**DESCRIPTION OF THE TASK:** In the listing below, find each line containing "golden" and report it.
___ DATA SECTION
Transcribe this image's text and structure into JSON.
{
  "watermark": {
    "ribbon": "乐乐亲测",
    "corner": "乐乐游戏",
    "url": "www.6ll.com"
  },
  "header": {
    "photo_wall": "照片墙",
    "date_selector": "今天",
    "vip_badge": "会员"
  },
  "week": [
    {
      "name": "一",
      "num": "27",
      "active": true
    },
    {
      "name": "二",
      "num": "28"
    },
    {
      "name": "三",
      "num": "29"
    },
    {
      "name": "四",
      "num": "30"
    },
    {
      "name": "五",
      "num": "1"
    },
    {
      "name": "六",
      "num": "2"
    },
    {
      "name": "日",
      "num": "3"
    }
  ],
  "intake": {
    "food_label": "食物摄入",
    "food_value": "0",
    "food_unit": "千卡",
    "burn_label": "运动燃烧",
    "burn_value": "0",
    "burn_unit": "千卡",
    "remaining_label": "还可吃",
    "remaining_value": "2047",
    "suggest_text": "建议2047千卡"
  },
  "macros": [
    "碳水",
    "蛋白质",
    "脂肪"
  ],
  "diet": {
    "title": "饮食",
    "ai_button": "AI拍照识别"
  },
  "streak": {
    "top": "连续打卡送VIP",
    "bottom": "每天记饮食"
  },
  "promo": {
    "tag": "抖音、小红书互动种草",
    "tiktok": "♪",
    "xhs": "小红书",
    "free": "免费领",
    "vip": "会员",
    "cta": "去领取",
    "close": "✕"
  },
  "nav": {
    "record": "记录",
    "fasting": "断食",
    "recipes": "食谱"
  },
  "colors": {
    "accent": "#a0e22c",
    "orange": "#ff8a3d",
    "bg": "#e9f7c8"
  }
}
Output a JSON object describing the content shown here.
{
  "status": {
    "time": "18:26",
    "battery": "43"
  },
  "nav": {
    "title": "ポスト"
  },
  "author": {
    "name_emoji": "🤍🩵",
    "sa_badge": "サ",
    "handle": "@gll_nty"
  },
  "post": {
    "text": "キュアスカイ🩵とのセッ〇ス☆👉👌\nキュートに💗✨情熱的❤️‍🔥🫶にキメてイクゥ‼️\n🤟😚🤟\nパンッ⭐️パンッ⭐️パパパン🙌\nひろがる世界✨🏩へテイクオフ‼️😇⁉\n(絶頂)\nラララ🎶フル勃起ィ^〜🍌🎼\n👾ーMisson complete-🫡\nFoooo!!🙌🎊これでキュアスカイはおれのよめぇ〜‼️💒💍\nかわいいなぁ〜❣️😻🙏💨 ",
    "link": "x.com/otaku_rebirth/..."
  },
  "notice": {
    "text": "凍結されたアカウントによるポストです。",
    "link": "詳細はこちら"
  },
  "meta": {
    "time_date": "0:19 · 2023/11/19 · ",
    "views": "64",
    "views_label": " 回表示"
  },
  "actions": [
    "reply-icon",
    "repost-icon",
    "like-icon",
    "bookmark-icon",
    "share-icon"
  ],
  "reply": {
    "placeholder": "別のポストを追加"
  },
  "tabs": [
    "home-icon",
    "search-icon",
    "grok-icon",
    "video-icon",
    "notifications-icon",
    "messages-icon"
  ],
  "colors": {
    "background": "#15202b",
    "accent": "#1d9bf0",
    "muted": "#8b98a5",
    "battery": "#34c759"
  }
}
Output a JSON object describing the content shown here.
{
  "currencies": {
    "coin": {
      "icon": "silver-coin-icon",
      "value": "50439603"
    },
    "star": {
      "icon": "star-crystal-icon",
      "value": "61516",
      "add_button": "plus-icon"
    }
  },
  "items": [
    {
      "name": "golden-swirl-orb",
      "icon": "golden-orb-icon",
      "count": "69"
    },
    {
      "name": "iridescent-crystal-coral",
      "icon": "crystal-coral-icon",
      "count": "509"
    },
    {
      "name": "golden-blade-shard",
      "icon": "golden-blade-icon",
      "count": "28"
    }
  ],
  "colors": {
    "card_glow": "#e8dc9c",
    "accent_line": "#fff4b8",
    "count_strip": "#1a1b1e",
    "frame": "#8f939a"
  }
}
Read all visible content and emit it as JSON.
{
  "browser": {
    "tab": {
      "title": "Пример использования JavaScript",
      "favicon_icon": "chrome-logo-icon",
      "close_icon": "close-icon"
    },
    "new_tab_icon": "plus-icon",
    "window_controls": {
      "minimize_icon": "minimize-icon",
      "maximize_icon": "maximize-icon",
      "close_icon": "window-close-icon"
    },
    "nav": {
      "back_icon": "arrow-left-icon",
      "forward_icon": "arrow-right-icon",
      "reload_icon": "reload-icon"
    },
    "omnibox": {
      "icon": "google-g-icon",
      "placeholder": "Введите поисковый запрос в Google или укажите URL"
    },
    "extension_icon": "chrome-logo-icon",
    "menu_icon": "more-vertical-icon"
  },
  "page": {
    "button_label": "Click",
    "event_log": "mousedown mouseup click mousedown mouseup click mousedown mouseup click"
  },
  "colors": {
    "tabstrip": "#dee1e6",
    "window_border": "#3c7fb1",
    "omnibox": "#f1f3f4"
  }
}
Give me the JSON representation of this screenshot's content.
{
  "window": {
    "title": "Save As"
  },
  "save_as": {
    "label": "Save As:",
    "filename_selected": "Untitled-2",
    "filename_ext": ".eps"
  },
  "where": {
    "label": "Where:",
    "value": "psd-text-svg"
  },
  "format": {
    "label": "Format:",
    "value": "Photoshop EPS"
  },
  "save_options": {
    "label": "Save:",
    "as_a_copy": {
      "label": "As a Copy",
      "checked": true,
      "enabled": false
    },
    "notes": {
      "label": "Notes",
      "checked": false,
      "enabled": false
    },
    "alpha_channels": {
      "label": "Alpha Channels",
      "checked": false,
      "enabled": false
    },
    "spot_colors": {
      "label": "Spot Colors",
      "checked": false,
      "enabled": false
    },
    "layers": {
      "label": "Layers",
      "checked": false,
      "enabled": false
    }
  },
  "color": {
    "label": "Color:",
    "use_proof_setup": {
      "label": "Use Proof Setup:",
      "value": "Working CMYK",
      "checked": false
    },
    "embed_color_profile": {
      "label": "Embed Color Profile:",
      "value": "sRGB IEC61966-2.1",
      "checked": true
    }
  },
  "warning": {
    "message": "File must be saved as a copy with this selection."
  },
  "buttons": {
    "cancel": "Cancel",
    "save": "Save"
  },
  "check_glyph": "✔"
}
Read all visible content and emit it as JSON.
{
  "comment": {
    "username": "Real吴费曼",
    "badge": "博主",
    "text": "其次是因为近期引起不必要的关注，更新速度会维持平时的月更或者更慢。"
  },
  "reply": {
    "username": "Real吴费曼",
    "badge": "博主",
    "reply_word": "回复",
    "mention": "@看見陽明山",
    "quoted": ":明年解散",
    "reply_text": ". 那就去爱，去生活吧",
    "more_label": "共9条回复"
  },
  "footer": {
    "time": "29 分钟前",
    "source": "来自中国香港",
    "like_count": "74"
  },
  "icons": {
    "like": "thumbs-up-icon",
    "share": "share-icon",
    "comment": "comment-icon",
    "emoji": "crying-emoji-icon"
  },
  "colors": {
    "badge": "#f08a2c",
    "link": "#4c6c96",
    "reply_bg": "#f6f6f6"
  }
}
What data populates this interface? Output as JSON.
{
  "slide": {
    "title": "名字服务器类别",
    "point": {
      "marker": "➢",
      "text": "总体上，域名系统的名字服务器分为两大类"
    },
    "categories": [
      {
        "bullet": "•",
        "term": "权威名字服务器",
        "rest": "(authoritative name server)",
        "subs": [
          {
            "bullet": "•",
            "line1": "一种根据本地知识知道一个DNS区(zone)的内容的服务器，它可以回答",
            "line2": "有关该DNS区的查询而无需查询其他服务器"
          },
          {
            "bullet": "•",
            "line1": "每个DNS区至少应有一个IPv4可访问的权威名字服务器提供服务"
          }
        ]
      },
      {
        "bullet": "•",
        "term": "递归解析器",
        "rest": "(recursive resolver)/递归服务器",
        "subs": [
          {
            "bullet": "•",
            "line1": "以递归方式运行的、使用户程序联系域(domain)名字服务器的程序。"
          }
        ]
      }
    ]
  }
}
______
**EXERCISE OUTPUT:**
      "name": "golden-swirl-orb",
      "icon": "golden-orb-icon",
      "name": "golden-blade-shard",
      "icon": "golden-blade-icon",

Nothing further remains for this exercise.